The voices are all top notch and the lyrics completely clear, so that although this is the first time I have seen Pacific Overtures I had no problem following the storyline. Some of the early songs struck me as very similar to modern opera (the English National Opera mounted such a production of Pacific Overtures recently) but this interpretation from Gary Griffin is quite light hearted and tongue in cheek. There is, however, a mix with the purely melodic as in the pretty staccato "Chrysanthemum Tea" as the Shogun's mother tries to alert him to the danger sitting in the bay. The brothel keeper's song "Welcome to Kanagawa" is high camp as Teddy Kempner as the Madame leads his "girls" in a comic interlude instructing them in how to entertain the visiting Americans. I liked too "Four Black Dragons" the song about the invading fleet.

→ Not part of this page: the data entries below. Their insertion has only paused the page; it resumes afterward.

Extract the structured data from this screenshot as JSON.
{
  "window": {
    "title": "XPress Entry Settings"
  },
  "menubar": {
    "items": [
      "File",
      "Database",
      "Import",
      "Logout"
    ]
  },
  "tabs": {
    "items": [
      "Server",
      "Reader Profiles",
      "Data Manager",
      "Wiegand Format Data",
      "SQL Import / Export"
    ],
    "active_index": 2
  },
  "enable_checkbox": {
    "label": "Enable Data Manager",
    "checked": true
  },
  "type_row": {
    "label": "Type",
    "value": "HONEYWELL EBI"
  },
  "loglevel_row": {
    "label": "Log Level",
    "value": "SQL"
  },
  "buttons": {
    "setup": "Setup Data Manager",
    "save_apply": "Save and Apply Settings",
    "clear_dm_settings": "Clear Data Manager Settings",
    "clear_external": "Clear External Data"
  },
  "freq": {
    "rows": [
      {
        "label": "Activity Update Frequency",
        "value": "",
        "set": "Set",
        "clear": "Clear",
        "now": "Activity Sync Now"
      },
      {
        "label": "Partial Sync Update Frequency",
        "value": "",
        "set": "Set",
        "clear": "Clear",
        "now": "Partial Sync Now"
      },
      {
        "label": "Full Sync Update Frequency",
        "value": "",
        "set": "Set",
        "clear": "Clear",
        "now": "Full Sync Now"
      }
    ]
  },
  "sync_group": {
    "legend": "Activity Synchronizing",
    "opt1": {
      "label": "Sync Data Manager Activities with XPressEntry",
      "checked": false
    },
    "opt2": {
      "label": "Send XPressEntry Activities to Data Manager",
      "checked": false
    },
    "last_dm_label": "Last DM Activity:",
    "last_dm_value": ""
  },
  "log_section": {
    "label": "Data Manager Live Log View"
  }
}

The first act closes with a wonderful lion dance sequence from Richard Manera as one of the Americans dressed as a devil who comes back to dance on Japanese territory after the fleet has left. The Americans unknowingly only stood on mats and entered temporary housing so that they technically had not set foot on Japanese territory to preserve Japanese honour.
The child emperor is played by a rod puppet that grows in size as he grows older which is quite effective. The crowd pleasing parade of the generals has homages to Gilbert and Sullivan, a Dutch clog dance, a song full of Cossack pride in "Don't Touch the Coat" and finishes on a French bar song Apache with the French general in beret and tricolour scarf. We watch as American and European influence transforms Kayama (Kevin Gudahl) the traditional Samurai to a Westernised bowler hatted, cigar smoking, spectacle wearing, frock coated diplomat in "A Bowler Hat" to a very pretty musical accompaniment. In "Pretty Lady" we feel the threat to one Japanese woman (Mo Zainal) from three sailors. The finale "Next" is an over rapid sweep up to the present day.
The Donmar audience has been rearranged from its usual three sides to place this production in the round and there is almost no scenery apart from a polished wooden floor. The ensemble performances are superb. There is more intellectual appeal in Pacific Overtures , a musical portrayal of the floating kingdom of Japan, than in most of the musical genre.
by Lizzie Loveridge